The future of design, development and manufacturing will inevitably include the exciting technology of 3D printing, especially as there’s an ever-growing market for it. According to the organisation Global Industry Analysts, the global market for 3D printing is expected to reach the dizzying heights of almost $10 billion by 2020; suggesting that although the technology isn’t entirely new anymore, now is the time to embrace it.
Take a look at TestDriven’s video about 3D printed car parts and how BMW celebrates 3D printing. Dr. Dominik Rietzel discusses the scanning, preparing and printing process of their auto parts:
Some of the biggest players in the industry are already exploring the possibilities of 3D printing, including GM and Ford, yet for years most of these applications have been for prototype purposes. This is quickly becoming a thing of the past though, with many different companies beginning to experiment with ways to make use of this exciting technology; so much so that they use a new term for those specialising in 3D printing - Additive Manufacturing.
Stratasys, an Israeli manufacturer of 3D printers, is generally seen as the go-to company for the big fish of the industries. One of Stratasys’ most cutting edge creations, the Infinite Build, has already been utilised to create the likes of car spoilers for prototype cars, with plans to use them for future production vehicles.
The Infinite Build technology is also being used for an array of different applications, such as creating large tools. This eclectic application shows just how much Ford is experimenting with 3D printed car parts, going so far as to state that in the near future they’ll be using them for personalised car parts.
Ellen Lee, Ford’s Technical Leader for Additive Manufacturing Research, states: “With the Infinite Build technology, we are now able to print fixtures and components, making us more nimble in design iterations,” which suggests that Ford is already looking into ways to more effectively utilise 3D printing.

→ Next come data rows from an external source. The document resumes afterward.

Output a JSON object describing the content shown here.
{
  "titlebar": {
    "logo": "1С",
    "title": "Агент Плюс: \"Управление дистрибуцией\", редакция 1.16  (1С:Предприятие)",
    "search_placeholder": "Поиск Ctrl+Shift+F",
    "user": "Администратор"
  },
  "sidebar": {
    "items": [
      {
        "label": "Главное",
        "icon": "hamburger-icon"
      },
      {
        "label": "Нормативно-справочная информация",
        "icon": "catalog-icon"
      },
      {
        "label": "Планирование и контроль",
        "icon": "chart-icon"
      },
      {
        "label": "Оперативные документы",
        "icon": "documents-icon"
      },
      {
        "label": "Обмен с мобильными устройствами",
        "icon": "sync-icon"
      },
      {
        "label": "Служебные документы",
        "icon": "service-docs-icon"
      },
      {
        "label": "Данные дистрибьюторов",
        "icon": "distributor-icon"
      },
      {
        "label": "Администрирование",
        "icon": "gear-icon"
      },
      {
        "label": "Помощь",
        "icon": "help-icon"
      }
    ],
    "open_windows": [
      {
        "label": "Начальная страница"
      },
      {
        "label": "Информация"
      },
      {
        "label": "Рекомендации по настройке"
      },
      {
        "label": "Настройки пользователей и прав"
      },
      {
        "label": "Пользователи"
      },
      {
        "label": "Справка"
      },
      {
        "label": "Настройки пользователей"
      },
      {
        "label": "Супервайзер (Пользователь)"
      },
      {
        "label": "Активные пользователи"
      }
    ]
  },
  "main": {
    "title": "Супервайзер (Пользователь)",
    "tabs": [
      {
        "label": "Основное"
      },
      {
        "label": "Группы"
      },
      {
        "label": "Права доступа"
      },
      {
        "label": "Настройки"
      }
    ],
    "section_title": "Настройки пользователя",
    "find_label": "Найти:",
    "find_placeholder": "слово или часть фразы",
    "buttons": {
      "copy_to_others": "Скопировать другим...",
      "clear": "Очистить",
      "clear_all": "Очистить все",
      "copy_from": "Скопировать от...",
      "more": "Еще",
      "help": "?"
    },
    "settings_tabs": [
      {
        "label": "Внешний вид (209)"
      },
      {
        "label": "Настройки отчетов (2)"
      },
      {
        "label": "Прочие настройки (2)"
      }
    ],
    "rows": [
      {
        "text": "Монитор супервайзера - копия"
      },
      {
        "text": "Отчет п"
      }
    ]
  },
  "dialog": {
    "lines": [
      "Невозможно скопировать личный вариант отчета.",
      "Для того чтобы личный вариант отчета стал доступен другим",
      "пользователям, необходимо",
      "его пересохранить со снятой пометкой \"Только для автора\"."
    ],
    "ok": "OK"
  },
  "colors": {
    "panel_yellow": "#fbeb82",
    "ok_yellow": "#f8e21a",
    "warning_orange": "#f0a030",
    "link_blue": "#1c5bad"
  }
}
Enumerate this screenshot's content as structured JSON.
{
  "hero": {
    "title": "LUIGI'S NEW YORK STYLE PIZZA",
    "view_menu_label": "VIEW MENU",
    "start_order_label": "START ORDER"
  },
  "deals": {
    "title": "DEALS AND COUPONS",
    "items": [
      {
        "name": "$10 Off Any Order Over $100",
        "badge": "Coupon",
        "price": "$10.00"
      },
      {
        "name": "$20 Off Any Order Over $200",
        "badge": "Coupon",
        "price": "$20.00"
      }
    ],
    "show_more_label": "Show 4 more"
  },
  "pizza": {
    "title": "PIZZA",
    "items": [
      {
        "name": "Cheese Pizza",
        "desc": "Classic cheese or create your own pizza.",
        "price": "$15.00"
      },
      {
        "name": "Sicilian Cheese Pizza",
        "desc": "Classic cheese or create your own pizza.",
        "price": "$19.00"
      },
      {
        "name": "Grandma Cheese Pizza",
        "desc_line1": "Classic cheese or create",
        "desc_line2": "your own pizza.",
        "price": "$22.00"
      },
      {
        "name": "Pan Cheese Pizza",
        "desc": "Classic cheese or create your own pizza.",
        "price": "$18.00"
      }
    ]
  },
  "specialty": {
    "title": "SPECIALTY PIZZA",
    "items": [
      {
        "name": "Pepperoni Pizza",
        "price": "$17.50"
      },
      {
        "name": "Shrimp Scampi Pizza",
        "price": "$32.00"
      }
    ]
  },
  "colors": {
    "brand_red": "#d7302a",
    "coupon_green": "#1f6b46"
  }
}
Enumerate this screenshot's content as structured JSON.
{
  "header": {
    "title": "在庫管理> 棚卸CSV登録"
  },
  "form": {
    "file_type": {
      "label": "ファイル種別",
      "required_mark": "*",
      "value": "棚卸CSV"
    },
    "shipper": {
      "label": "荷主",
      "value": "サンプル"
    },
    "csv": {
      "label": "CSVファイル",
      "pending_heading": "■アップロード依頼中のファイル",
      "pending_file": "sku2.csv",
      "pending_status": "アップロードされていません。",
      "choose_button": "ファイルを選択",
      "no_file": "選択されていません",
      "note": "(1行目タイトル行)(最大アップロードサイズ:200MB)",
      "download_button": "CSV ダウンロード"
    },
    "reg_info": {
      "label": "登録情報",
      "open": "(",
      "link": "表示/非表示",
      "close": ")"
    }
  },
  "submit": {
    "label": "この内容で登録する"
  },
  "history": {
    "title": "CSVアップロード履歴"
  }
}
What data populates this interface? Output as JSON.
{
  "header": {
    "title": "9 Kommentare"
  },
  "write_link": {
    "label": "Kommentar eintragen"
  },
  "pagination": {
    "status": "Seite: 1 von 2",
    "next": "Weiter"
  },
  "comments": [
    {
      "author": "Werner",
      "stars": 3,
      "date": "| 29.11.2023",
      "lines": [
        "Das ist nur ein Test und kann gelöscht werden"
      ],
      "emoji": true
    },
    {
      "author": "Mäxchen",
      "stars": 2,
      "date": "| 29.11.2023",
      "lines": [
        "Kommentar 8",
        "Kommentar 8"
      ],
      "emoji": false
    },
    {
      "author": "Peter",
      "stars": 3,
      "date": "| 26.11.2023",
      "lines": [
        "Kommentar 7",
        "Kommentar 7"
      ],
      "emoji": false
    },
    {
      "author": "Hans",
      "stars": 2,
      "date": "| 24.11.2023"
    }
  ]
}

An additional, interesting element that 3D printing brings to the factories of Ford is the automated nature of the technology. As most may know, any type of 3D printer requires two things to fabricate a design; a blueprint and raw material. The former will always be created by a designer, and conventionally the latter is inserted manually, however, Ford revealed that they make use of a more efficient method of keeping their 3D printers working. When their systems detect that these supplies of raw materials are empty, a robotic arm automatically swaps out the old, emptied canister with a brand new, full one. This system essentially makes the entire process possible to continue working, unattended, for hours or days at a time.
These advancements in the technology signal an even more impressive future with 3D printed auto parts. Though the tech hasn’t reached the level of being super-quick to rival current production speeds, it appears that the intricacies of the designs are becoming more and more advanced by the day. Producers of essential car parts, such as exhausts and engines, can rest for now knowing that 3D printing hasn’t usurped them just yet; but it certainly appears that that day will be dawning soon.
This proclamation isn’t made with bluster but with the boundless confidence of the higher-ups of industry-titans like GM. Kevin Quinn, GM’s Director of Additive Design and Manufacturing, told Reuters in June of 2019 that he believes that 3D printed car parts will appear in “high-end motorsports applications over the next five years” and that “tens of thousands of parts” will also scale up as the technology improves.
The world of high-end motorsports has already proven this to be true, with reports of McLaren Racing Limited using 3D printing for their car parts reaching back from 2017. Pioneers on the race track, McLaren started utilising 3D printing in a bid to vastly reduce the wait-time for specialised car parts. With around a dozen Stratasys 3D printers being used in their Greater London based office, McLaren has plans to eventually utilise a 3D printer right in the pit stop to make their engineering and part replacement process as streamlined as the cars themselves.
Neil Oatley, the Design and Development Director at McLaren Racing Limited, emphasised just how vital they see 3D printing as a part of their high-end race cars’ futures, stating: “It’s important to gain as many small improvements to the car’s performance as quickly as we can; if it allows us to bring a part to the track one race or two races earlier, that accumulates throughout the season.”
Other companies have developed alternative means to utilise 3D printing in more general manners, such as the aforementioned interior car parts being produced. Divergent 3D is one such company that, through specially designed technology, is able to use aluminium alloy powder as a raw material in lieu of plastic. It should go without saying that this opens the door to an entirely new world of 3D printed possibilities.
“Right now, Divergent 3D is working on structural parts and suspension components,” says Kevin Czinger, Divergent 3D’s Founder and CEO, “but over time large, complex structures like cylinder heads and engine blocks will be 3D printed,” Czinger explains how these innovations will not only be more cost-effective for producing cars but will greatly contribute to lowering the vehicle’s overall weight. Lower weight means lower fuel consumption, which is just good news for all involved.
The future of 3D printing car parts is certainly exciting, with plenty of different companies deciding to adopt this new technology and strides being taken at a rapid pace. Personally, we’re excited about what’s coming next, but what do you think? Be sure to tell us all about it on twitter!